→ Exercise directions
Line by line, output the entries below exactly as they appear.

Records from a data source
--------------------

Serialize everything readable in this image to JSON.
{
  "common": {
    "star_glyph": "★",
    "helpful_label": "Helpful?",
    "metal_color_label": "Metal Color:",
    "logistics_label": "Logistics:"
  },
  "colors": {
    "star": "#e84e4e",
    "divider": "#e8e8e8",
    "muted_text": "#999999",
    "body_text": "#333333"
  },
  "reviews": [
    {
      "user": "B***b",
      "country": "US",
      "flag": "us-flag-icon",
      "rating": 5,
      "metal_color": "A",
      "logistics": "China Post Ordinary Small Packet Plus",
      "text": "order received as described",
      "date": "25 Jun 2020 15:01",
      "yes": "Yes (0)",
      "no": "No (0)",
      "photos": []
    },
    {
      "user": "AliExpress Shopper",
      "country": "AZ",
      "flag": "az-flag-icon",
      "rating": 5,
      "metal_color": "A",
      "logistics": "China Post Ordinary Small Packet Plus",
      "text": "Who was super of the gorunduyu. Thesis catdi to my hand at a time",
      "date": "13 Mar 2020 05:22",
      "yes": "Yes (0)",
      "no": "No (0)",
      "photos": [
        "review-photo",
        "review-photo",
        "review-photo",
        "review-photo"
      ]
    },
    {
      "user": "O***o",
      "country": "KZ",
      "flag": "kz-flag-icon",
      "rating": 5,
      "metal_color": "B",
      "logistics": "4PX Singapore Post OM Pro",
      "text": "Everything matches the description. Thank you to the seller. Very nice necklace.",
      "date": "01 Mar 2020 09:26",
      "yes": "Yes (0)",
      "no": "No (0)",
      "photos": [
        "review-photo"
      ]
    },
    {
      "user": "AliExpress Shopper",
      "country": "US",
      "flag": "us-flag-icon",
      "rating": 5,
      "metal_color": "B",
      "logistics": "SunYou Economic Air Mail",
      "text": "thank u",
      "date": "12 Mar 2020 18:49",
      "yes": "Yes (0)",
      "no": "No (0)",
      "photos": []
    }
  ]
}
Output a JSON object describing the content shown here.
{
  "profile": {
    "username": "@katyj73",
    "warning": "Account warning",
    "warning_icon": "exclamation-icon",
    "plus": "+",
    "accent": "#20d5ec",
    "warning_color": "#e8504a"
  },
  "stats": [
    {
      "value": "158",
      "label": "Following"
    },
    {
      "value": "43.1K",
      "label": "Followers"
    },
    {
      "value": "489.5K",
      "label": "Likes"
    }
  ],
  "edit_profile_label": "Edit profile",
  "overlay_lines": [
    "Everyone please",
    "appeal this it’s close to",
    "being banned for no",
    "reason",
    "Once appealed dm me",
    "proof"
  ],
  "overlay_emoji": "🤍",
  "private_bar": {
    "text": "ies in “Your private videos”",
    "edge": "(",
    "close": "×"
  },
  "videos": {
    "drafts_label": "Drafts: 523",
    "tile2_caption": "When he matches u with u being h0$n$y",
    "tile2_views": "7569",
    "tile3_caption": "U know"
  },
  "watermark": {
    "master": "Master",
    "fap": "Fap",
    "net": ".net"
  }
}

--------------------

→ Completed task
Serialize everything readable in this image to JSON.
{
  "common": {
    "star_glyph": "★",
    "helpful_label": "Helpful?",
    "metal_color_label": "Metal Color:",
    "logistics_label": "Logistics:"
  },
  "colors": {
    "star": "#e84e4e",
    "divider": "#e8e8e8",
    "muted_text": "#999999",
    "body_text": "#333333"
  },
  "reviews": [
    {
      "user": "B***b",
      "country": "US",
      "flag": "us-flag-icon",
      "rating": 5,
      "metal_color": "A",
      "logistics": "China Post Ordinary Small Packet Plus",
      "text": "order received as described",
      "date": "25 Jun 2020 15:01",
      "yes": "Yes (0)",
      "no": "No (0)",
      "photos": []
    },
    {
      "user": "AliExpress Shopper",
      "country": "AZ",
      "flag": "az-flag-icon",
      "rating": 5,
      "metal_color": "A",
      "logistics": "China Post Ordinary Small Packet Plus",
      "text": "Who was super of the gorunduyu. Thesis catdi to my hand at a time",
      "date": "13 Mar 2020 05:22",
      "yes": "Yes (0)",
      "no": "No (0)",
      "photos": [
        "review-photo",
        "review-photo",
        "review-photo",
        "review-photo"
      ]
    },
    {
      "user": "O***o",
      "country": "KZ",
      "flag": "kz-flag-icon",
      "rating": 5,
      "metal_color": "B",
      "logistics": "4PX Singapore Post OM Pro",
      "text": "Everything matches the description. Thank you to the seller. Very nice necklace.",
      "date": "01 Mar 2020 09:26",
      "yes": "Yes (0)",
      "no": "No (0)",
      "photos": [
        "review-photo"
      ]
    },
    {
      "user": "AliExpress Shopper",
      "country": "US",
      "flag": "us-flag-icon",
      "rating": 5,
      "metal_color": "B",
      "logistics": "SunYou Economic Air Mail",
      "text": "thank u",
      "date": "12 Mar 2020 18:49",
      "yes": "Yes (0)",
      "no": "No (0)",
      "photos": []
    }
  ]
}
Output a JSON object describing the content shown here.
{
  "profile": {
    "username": "@katyj73",
    "warning": "Account warning",
    "warning_icon": "exclamation-icon",
    "plus": "+",
    "accent": "#20d5ec",
    "warning_color": "#e8504a"
  },
  "stats": [
    {
      "value": "158",
      "label": "Following"
    },
    {
      "value": "43.1K",
      "label": "Followers"
    },
    {
      "value": "489.5K",
      "label": "Likes"
    }
  ],
  "edit_profile_label": "Edit profile",
  "overlay_lines": [
    "Everyone please",
    "appeal this it’s close to",
    "being banned for no",
    "reason",
    "Once appealed dm me",
    "proof"
  ],
  "overlay_emoji": "🤍",
  "private_bar": {
    "text": "ies in “Your private videos”",
    "edge": "(",
    "close": "×"
  },
  "videos": {
    "drafts_label": "Drafts: 523",
    "tile2_caption": "When he matches u with u being h0$n$y",
    "tile2_views": "7569",
    "tile3_caption": "U know"
  },
  "watermark": {
    "master": "Master",
    "fap": "Fap",
    "net": ".net"
  }
}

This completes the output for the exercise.